Relative to Nigeria, Cuba is a poor country in terms of the size of the economy. The tiny Caribbean Island provides universally adjudged quality health services to all its citizens and even sends good doctors abroad to assist other countries. When its late leader, Fidel Castro, was ill in his last years, he was provided medical care in his country. Castro was never flown to any country for medical attention. The sobering lesson in the Cuban example is often lost on the purveyors of “dividends of democracy” in Nigeria.

In fact, as it was pointed in the THISDAY Policy Dialogue, some countries began to increase their budgetary allocations to the health sector during recessions. Thailand was cited as an example. So the perennial excuse of economic downturn for the poor funding of the health sector by successive governments in Nigeria is no longer tenable. It is simply a policy choice not to care about the people’s healthcare in so far as the elite can seek quality care any where on the globe. That is precisely why the nitty gritty of funding healthcare should be an issue in the next year’s election.

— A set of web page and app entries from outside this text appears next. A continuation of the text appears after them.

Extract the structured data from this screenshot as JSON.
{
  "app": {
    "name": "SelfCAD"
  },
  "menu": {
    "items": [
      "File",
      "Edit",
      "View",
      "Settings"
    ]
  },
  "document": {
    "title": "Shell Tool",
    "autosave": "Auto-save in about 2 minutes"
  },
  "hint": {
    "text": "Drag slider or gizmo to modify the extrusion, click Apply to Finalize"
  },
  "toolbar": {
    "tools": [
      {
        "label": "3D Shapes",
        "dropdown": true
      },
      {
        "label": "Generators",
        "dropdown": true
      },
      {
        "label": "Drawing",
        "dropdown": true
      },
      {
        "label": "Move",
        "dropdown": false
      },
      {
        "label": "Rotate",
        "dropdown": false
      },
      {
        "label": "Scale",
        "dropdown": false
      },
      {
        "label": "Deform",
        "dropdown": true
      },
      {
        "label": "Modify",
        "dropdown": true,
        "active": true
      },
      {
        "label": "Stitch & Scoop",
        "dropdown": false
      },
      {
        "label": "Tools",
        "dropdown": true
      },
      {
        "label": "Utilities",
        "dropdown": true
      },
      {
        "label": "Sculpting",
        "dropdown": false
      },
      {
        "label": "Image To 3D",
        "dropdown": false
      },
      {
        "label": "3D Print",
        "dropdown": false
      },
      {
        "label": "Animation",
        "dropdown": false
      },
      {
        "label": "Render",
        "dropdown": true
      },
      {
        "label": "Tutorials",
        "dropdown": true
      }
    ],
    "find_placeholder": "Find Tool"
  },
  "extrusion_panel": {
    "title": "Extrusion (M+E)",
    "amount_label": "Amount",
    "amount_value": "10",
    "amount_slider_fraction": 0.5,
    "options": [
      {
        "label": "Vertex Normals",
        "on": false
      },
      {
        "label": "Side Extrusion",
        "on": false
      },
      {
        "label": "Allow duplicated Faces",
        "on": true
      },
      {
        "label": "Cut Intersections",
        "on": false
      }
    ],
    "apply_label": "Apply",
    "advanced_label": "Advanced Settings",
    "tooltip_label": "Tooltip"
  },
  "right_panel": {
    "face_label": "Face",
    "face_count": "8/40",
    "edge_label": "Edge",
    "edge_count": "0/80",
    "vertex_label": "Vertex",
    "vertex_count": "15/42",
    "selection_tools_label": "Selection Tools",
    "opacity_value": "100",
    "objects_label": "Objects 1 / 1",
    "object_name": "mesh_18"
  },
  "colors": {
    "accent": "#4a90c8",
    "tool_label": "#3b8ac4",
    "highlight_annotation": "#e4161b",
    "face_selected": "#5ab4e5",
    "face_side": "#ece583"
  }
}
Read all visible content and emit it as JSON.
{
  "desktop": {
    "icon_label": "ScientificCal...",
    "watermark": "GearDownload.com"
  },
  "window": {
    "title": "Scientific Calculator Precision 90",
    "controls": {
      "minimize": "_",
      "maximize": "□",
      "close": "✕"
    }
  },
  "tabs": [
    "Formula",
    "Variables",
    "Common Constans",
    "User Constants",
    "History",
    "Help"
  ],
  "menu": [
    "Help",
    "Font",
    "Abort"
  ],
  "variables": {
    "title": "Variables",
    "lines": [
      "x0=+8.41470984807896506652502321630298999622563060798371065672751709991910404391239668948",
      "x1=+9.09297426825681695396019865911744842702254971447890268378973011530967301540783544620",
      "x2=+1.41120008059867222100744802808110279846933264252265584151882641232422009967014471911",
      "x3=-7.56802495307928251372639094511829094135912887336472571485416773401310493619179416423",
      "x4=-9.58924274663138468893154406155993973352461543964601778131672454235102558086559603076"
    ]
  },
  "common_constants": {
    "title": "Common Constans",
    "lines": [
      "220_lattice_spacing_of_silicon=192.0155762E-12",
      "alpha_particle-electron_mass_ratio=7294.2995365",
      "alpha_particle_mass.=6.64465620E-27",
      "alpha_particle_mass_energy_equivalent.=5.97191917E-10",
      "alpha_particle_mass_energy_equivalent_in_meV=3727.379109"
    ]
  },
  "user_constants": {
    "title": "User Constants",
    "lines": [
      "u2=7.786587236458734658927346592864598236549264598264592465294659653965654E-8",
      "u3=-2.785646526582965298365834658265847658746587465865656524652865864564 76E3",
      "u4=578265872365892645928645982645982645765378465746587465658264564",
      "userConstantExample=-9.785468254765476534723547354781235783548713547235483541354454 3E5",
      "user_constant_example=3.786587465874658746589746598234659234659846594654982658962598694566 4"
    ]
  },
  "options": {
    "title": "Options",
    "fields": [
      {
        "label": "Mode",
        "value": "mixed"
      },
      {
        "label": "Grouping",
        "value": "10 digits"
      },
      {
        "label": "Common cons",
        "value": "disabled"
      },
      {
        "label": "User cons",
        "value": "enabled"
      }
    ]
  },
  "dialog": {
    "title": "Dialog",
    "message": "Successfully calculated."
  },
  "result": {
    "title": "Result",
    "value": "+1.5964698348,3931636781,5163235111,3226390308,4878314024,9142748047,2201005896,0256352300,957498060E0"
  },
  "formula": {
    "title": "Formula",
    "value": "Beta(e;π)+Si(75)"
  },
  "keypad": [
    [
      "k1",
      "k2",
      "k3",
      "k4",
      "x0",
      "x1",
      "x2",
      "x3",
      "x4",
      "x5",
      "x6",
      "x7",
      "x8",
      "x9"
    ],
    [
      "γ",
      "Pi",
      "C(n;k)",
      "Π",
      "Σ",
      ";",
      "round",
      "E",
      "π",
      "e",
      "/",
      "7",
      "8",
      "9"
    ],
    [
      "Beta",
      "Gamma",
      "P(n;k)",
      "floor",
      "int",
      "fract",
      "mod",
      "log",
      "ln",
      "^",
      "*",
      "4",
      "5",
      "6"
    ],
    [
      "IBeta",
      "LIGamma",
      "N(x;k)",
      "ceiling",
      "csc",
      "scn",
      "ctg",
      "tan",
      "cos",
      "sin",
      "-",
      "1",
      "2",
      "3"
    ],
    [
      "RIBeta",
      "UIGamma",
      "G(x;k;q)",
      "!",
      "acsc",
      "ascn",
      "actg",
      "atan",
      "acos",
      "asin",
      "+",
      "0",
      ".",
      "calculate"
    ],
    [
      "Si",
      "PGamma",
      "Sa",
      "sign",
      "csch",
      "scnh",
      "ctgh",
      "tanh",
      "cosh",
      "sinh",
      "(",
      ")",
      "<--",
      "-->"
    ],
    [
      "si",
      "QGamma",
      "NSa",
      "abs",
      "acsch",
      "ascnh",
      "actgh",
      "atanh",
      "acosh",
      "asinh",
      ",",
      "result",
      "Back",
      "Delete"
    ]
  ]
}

With a target of reaching 100 million poor people and about N60 billion budgeted in 2018, the take-off of Huwe looks promising. What is required now is for political parties and their candidates to state their positions on this policy step and others in the health sector. Are their candidates who see Huwe the way Donald Trump sees Obamacare? If any party or candidate plans to repeal the law backing it, it would be good for such political party and its candidates to spell out the alternative clearly. Those who are persuaded by the logic of Huwe and other initiatives should also concretely state how to improve on the implementation.

That is the way of issue-based elections.